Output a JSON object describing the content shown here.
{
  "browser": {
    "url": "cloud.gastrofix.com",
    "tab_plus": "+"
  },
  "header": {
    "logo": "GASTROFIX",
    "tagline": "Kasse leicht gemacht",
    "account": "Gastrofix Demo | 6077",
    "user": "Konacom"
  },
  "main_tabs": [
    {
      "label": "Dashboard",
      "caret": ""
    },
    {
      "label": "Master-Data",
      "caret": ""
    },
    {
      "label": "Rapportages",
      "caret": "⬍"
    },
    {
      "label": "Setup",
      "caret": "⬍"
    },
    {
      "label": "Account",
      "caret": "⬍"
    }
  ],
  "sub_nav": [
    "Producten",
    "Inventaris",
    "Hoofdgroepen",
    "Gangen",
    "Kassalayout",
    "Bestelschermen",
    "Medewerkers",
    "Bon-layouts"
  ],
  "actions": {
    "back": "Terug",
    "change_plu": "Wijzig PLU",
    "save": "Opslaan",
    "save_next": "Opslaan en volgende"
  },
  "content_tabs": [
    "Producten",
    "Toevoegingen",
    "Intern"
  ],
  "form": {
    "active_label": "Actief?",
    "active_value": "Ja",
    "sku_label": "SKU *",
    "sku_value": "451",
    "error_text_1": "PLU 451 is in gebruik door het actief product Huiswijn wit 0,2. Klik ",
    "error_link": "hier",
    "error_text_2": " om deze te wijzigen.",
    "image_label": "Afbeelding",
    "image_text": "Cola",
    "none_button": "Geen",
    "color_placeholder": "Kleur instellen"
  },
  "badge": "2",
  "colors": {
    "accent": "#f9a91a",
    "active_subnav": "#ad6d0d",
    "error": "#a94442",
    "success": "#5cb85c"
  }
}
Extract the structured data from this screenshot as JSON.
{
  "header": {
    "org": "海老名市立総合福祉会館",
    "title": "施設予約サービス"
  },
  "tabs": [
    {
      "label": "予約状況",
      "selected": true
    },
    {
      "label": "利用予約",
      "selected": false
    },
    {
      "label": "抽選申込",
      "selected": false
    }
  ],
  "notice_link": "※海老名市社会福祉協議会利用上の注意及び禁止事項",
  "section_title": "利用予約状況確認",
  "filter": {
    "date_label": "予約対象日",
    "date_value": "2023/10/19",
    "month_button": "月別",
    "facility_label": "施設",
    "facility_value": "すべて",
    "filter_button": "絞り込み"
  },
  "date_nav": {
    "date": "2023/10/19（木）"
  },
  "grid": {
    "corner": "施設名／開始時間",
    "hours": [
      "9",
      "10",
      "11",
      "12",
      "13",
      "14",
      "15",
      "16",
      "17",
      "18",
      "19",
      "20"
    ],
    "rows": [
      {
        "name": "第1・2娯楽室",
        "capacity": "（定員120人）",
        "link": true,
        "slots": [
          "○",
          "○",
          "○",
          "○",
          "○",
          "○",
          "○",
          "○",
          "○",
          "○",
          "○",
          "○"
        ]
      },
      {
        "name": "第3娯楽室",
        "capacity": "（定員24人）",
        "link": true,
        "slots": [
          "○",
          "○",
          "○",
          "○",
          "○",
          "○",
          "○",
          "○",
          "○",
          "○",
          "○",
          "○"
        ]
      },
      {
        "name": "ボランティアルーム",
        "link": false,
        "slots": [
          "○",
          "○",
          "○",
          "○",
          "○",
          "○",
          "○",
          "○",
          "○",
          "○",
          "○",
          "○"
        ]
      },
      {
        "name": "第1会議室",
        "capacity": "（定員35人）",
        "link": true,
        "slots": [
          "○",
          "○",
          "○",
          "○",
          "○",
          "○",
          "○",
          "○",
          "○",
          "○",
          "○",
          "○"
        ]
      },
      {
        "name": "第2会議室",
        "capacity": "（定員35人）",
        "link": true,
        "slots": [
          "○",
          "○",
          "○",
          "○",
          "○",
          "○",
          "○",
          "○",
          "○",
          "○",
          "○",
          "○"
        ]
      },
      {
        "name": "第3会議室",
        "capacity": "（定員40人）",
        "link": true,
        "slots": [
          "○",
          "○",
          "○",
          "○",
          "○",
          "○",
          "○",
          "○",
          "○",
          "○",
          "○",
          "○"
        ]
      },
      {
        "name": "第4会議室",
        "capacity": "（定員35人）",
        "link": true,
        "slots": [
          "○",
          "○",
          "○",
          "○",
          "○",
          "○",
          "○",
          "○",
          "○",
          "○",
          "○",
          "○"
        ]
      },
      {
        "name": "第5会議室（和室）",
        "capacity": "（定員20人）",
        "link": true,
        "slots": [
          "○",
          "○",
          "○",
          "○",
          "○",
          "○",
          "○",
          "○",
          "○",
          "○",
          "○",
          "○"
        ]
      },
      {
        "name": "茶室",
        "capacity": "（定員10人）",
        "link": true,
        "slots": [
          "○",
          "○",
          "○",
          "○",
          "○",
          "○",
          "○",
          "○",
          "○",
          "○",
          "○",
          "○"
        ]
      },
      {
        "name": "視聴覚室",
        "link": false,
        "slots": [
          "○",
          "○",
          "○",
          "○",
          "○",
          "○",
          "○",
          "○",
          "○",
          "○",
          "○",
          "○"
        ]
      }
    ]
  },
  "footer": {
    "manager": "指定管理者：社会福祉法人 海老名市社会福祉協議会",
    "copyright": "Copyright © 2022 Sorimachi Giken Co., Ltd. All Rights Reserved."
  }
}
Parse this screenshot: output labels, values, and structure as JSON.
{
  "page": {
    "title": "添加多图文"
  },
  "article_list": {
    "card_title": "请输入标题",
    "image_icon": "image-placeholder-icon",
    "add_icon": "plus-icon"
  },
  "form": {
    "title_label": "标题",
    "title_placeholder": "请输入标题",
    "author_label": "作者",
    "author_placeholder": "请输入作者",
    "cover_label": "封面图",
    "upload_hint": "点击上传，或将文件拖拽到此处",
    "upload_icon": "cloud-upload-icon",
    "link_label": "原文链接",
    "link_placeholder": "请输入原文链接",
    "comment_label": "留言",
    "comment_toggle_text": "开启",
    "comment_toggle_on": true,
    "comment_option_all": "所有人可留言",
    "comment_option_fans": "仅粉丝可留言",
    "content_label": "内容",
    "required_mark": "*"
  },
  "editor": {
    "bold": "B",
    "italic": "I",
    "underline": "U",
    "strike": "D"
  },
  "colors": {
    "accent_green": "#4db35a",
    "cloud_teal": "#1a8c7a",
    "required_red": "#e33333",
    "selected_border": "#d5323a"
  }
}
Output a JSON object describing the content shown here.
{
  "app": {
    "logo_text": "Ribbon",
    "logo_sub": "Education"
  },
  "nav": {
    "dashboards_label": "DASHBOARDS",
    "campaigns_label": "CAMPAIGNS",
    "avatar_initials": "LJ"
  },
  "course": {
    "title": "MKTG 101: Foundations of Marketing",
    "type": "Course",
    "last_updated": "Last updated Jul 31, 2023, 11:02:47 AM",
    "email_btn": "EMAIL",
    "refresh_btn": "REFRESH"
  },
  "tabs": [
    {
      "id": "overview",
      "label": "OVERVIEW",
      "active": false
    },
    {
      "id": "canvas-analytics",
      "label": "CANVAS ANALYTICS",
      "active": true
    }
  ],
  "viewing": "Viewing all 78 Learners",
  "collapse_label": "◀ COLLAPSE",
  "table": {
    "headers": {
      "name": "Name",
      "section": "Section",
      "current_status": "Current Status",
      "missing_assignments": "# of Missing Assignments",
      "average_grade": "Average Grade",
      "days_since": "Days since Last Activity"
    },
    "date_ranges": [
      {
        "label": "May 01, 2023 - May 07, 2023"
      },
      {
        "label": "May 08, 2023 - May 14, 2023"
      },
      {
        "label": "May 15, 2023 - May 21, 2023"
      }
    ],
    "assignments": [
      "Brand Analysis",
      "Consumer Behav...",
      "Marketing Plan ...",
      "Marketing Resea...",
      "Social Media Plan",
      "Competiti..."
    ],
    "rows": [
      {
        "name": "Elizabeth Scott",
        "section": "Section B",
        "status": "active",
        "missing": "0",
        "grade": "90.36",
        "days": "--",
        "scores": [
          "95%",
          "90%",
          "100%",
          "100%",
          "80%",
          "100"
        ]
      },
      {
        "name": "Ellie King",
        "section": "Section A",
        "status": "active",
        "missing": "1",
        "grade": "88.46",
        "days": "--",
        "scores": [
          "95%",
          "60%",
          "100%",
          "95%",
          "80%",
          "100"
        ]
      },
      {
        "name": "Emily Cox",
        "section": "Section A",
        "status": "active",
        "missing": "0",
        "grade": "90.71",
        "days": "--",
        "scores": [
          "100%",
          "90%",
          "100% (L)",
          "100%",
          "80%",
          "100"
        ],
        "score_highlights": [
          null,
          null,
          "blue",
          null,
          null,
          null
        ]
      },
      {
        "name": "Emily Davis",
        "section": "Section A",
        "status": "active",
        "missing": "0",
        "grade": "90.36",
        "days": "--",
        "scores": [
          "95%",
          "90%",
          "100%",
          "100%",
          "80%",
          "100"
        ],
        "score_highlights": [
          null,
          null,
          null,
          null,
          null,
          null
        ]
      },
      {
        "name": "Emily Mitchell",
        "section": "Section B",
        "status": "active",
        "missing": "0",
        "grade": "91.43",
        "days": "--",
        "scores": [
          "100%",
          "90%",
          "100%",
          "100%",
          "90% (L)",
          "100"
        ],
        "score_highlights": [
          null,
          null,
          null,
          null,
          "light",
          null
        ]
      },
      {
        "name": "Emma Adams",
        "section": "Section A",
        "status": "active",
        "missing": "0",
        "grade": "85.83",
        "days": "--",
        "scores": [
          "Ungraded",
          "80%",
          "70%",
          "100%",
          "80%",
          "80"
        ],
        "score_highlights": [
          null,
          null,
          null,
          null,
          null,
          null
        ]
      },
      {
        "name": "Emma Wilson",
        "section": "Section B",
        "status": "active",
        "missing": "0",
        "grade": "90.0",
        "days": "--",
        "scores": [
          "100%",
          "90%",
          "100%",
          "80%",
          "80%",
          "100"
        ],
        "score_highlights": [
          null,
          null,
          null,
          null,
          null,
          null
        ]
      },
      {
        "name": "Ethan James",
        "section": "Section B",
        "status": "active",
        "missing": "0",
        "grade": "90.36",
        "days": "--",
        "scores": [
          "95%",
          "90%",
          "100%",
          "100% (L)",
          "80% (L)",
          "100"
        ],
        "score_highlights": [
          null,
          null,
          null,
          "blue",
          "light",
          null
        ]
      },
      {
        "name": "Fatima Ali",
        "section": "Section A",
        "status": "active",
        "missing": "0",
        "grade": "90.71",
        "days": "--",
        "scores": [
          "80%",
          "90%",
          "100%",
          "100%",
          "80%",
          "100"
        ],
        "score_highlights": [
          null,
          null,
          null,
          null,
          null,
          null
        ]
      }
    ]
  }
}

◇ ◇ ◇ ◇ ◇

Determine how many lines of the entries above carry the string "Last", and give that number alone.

2